*** Begin section ***
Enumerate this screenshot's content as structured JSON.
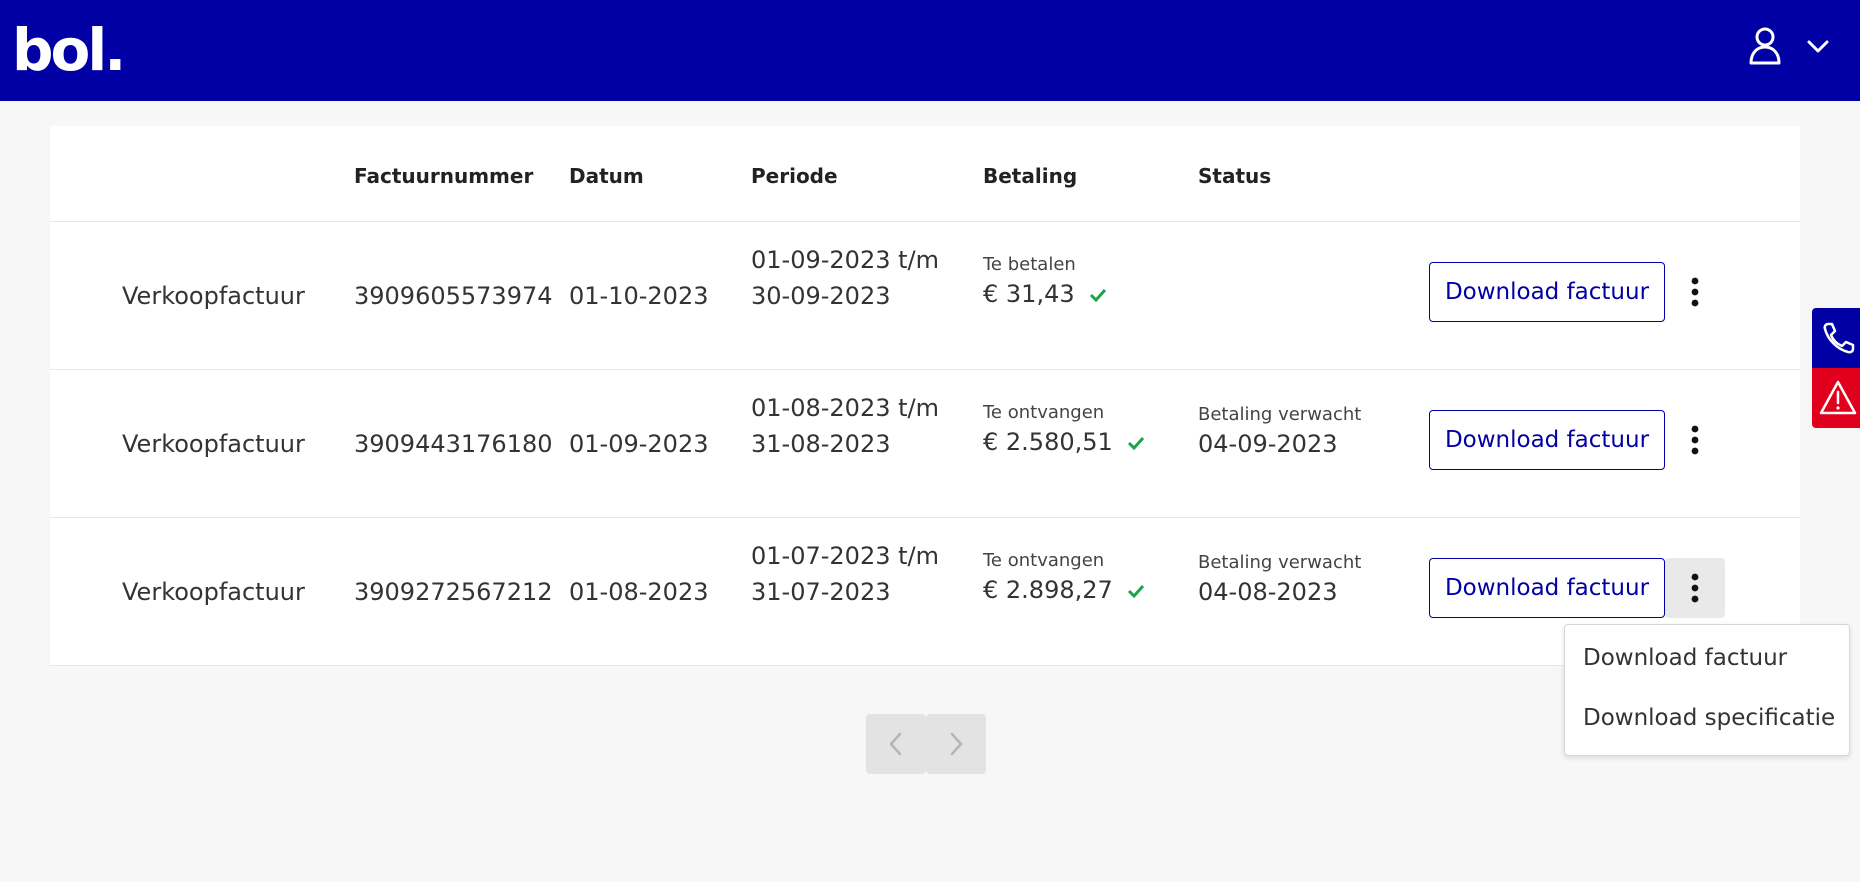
{
  "header": {
    "logo": "bol.",
    "brand_color": "#0000a4"
  },
  "table": {
    "columns": [
      "",
      "Factuurnummer",
      "Datum",
      "Periode",
      "Betaling",
      "Status"
    ],
    "rows": [
      {
        "type": "Verkoopfactuur",
        "number": "3909605573974",
        "date": "01-10-2023",
        "period_line1": "01-09-2023 t/m",
        "period_line2": "30-09-2023",
        "payment_label": "Te betalen",
        "payment_amount": "€ 31,43",
        "status_label": "",
        "status_date": "",
        "download_label": "Download factuur"
      },
      {
        "type": "Verkoopfactuur",
        "number": "3909443176180",
        "date": "01-09-2023",
        "period_line1": "01-08-2023 t/m",
        "period_line2": "31-08-2023",
        "payment_label": "Te ontvangen",
        "payment_amount": "€ 2.580,51",
        "status_label": "Betaling verwacht",
        "status_date": "04-09-2023",
        "download_label": "Download factuur"
      },
      {
        "type": "Verkoopfactuur",
        "number": "3909272567212",
        "date": "01-08-2023",
        "period_line1": "01-07-2023 t/m",
        "period_line2": "31-07-2023",
        "payment_label": "Te ontvangen",
        "payment_amount": "€ 2.898,27",
        "status_label": "Betaling verwacht",
        "status_date": "04-08-2023",
        "download_label": "Download factuur"
      }
    ]
  },
  "dropdown": {
    "items": [
      "Download factuur",
      "Download specificatie"
    ]
  },
  "colors": {
    "check": "#1aa648",
    "alert": "#e0001b"
  }
}
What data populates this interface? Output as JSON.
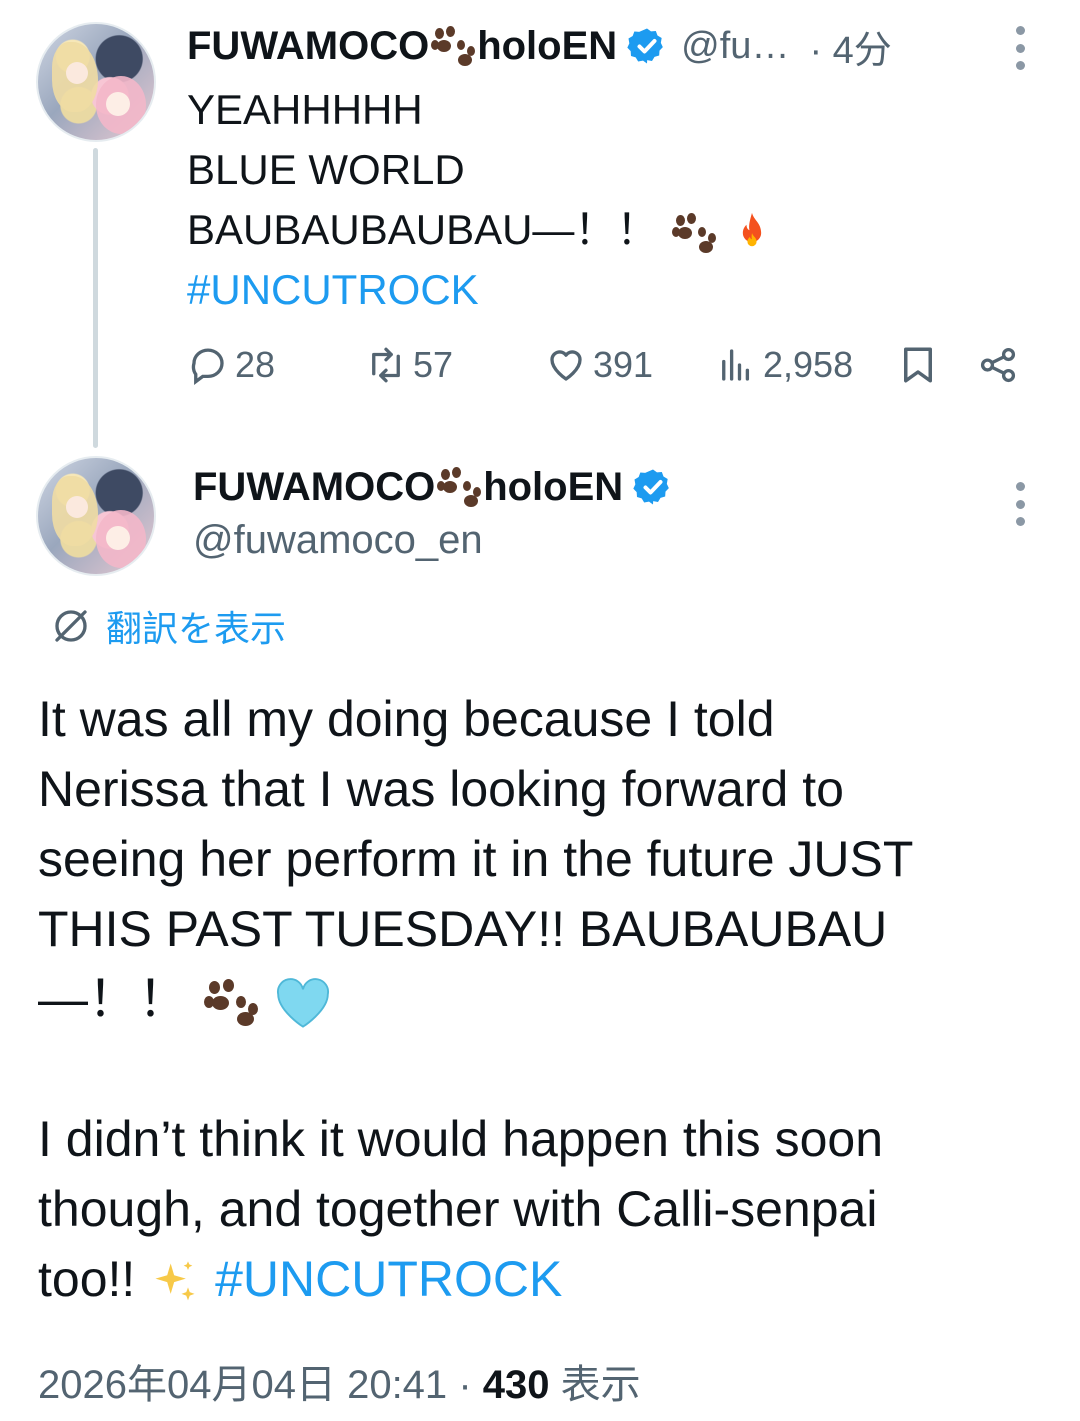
{
  "colors": {
    "accent": "#1d9bf0",
    "text_primary": "#0f1419",
    "text_secondary": "#536471",
    "thread_line": "#cfd9de"
  },
  "reply_tweet": {
    "display_name_left": "FUWAMOCO",
    "paw_icon": "paw-prints-emoji",
    "display_name_right": "holoEN",
    "verified_icon": "verified-badge-icon",
    "handle": "@fu…",
    "time": "· 4分",
    "lines": [
      "YEAHHHHH",
      "BLUE WORLD",
      "BAUBAUBAUBAU—！！"
    ],
    "hashtag": "#UNCUTROCK",
    "actions": {
      "replies": "28",
      "retweets": "57",
      "likes": "391",
      "views": "2,958"
    }
  },
  "main_tweet": {
    "display_name_left": "FUWAMOCO",
    "display_name_right": "holoEN",
    "handle": "@fuwamoco_en",
    "translate_label": "翻訳を表示",
    "paragraph1_lines": [
      "It was all my doing because I told",
      "Nerissa that I was looking forward to",
      "seeing her perform it in the future JUST",
      "THIS PAST TUESDAY!! BAUBAUBAU",
      "—！！"
    ],
    "paragraph2_lines": [
      "I didn’t think it would happen this soon",
      "though, and together with Calli-senpai",
      "too!!"
    ],
    "hashtag": "#UNCUTROCK",
    "timestamp": "2026年04月04日 20:41",
    "separator": "·",
    "view_count": "430",
    "view_label": "表示"
  }
}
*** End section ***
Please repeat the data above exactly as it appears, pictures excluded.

Enumerate this screenshot's content as structured JSON.
{
  "header": {
    "logo": "bol.",
    "brand_color": "#0000a4"
  },
  "table": {
    "columns": [
      "",
      "Factuurnummer",
      "Datum",
      "Periode",
      "Betaling",
      "Status"
    ],
    "rows": [
      {
        "type": "Verkoopfactuur",
        "number": "3909605573974",
        "date": "01-10-2023",
        "period_line1": "01-09-2023 t/m",
        "period_line2": "30-09-2023",
        "payment_label": "Te betalen",
        "payment_amount": "€ 31,43",
        "status_label": "",
        "status_date": "",
        "download_label": "Download factuur"
      },
      {
        "type": "Verkoopfactuur",
        "number": "3909443176180",
        "date": "01-09-2023",
        "period_line1": "01-08-2023 t/m",
        "period_line2": "31-08-2023",
        "payment_label": "Te ontvangen",
        "payment_amount": "€ 2.580,51",
        "status_label": "Betaling verwacht",
        "status_date": "04-09-2023",
        "download_label": "Download factuur"
      },
      {
        "type": "Verkoopfactuur",
        "number": "3909272567212",
        "date": "01-08-2023",
        "period_line1": "01-07-2023 t/m",
        "period_line2": "31-07-2023",
        "payment_label": "Te ontvangen",
        "payment_amount": "€ 2.898,27",
        "status_label": "Betaling verwacht",
        "status_date": "04-08-2023",
        "download_label": "Download factuur"
      }
    ]
  },
  "dropdown": {
    "items": [
      "Download factuur",
      "Download specificatie"
    ]
  },
  "colors": {
    "check": "#1aa648",
    "alert": "#e0001b"
  }
}
What data populates this interface? Output as JSON.
{
  "colors": {
    "accent": "#1d9bf0",
    "text_primary": "#0f1419",
    "text_secondary": "#536471",
    "thread_line": "#cfd9de"
  },
  "reply_tweet": {
    "display_name_left": "FUWAMOCO",
    "paw_icon": "paw-prints-emoji",
    "display_name_right": "holoEN",
    "verified_icon": "verified-badge-icon",
    "handle": "@fu…",
    "time": "· 4分",
    "lines": [
      "YEAHHHHH",
      "BLUE WORLD",
      "BAUBAUBAUBAU—！！"
    ],
    "hashtag": "#UNCUTROCK",
    "actions": {
      "replies": "28",
      "retweets": "57",
      "likes": "391",
      "views": "2,958"
    }
  },
  "main_tweet": {
    "display_name_left": "FUWAMOCO",
    "display_name_right": "holoEN",
    "handle": "@fuwamoco_en",
    "translate_label": "翻訳を表示",
    "paragraph1_lines": [
      "It was all my doing because I told",
      "Nerissa that I was looking forward to",
      "seeing her perform it in the future JUST",
      "THIS PAST TUESDAY!! BAUBAUBAU",
      "—！！"
    ],
    "paragraph2_lines": [
      "I didn’t think it would happen this soon",
      "though, and together with Calli-senpai",
      "too!!"
    ],
    "hashtag": "#UNCUTROCK",
    "timestamp": "2026年04月04日 20:41",
    "separator": "·",
    "view_count": "430",
    "view_label": "表示"
  }
}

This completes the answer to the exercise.